  84. Tinetti G, Meadows VS, Crisp D et al (2006a) Detectability of planetary characteristics in disk-averaged spectra. I: the Earth model. Astrobiology 6:34–47ADSCrossRefGoogle Scholar
  85. Tinetti G, Meadows VS, Crisp D et al (2006b) Detectability of planetary characteristics in disk-averaged spectra II: synthetic spectra and light-curves of Earth. Astrobiology 6:881–900ADSCrossRefGoogle Scholar
  86. Tinetti G, Rashby S, Yung YL (2006c) Detectability of red-edge-shifted vegetation on terrestrial planets orbiting M Stars. ApJ 644:L129–L132ADSCrossRefGoogle Scholar
  87. Turnbull MC, Traub WA, Jucks KW et al (2006) Spectrum of a habitable world: earthshine in the near-infrared. ApJ 644:551–559ADSCrossRefGoogle Scholar
  88. Udry S, Bonfils X, Delfosse X et al (2007) The HARPS search for southern extra-solar planets. XI. super-earths (5 and 8 M{øplus}) in a 3-planet system. A&A 469:L43–L47Google Scholar
  89. Vázquez M, Pallé E Montañés Rodríguez P (2010a) The earth as a distant planet. https://doi.org/10.1007/978-1-4419-1684-6
  90. Vázquez M, Pallé E, Rodríguez PM (2010b) The Earth as a distant planet. https://doi.org/10.1007/978-1-4419-1684-6
  91. Walker JCG (1977) Evolution of the atmosphere. Macmillan/Collier Macmillan, New York/London. http://adsabs.harvard.edu/abs/1977evat.book.....W
  92. Wilde SA, Valley JW, Peck WH, Graham CM (2001) Evidence from detrital zircons for the existence of continental crust and oceans on the Earth 4.4 Gyr ago. Nature 409:175–178ADSCrossRefGoogle Scholar
  93. Woolf NJ, Smith PS, Traub WA, Jucks KW (2002) The spectrum of earthshine: a pale blue dot observed from the ground. ApJ 574:430–433ADSCrossRefGoogle Scholar
  94. Wright JT, Sigurdsson S (2016) Families of plausible solutions to the puzzle of Boyajian Star. ApJ 829:L3ADSCrossRefGoogle Scholar
  95. Xiong J, Fischer W, Inoue K, Nakahara M, Bauer C (2000) Molecular evidence for the early evolution of photosynthesis. Science 289(5485):1724–1730ADSCrossRefGoogle Scholar

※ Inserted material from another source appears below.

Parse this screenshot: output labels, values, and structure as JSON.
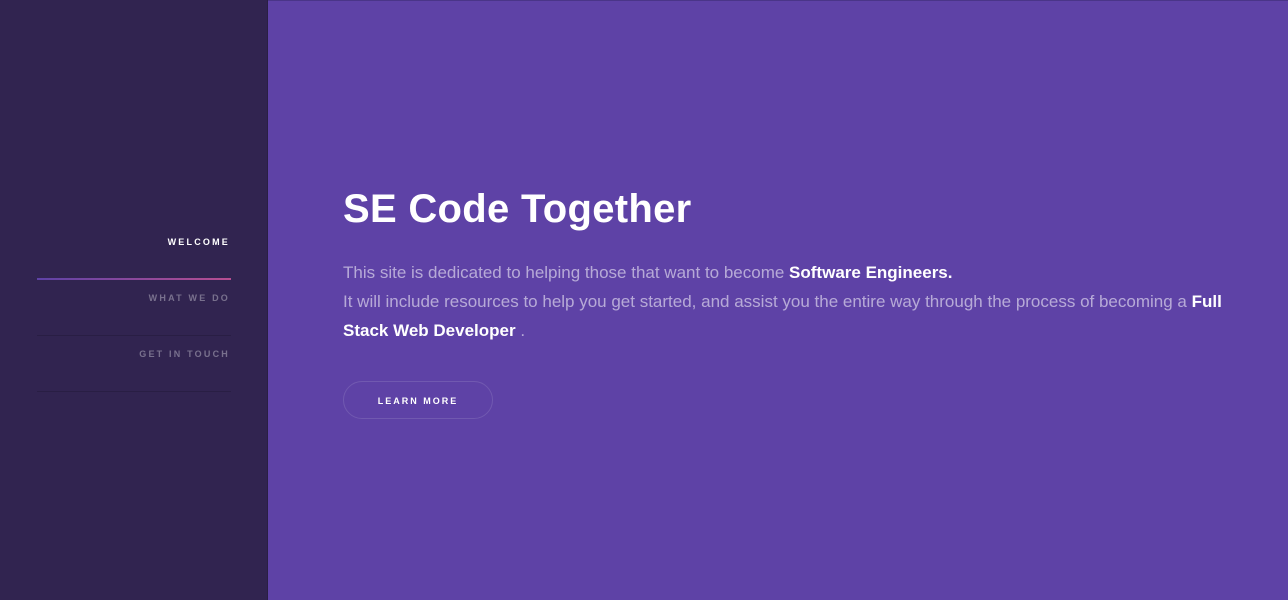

Copyright information

© Springer International Publishing AG 2018

Authors and Affiliations

  1. 1.Instituto de Astrofísica de CanariasLa LagunaSpain

Section editors and affiliations

  • Victoria Meadows
    • 1
  • Rory Barnes
    • 2
  1. 1.Astronomy DepartmentUniversity of WashingtonSeattleUSA
  2. 2.Astronomy DepartmentUniversity of WashingtonSeattleUSA

Personalised recommendations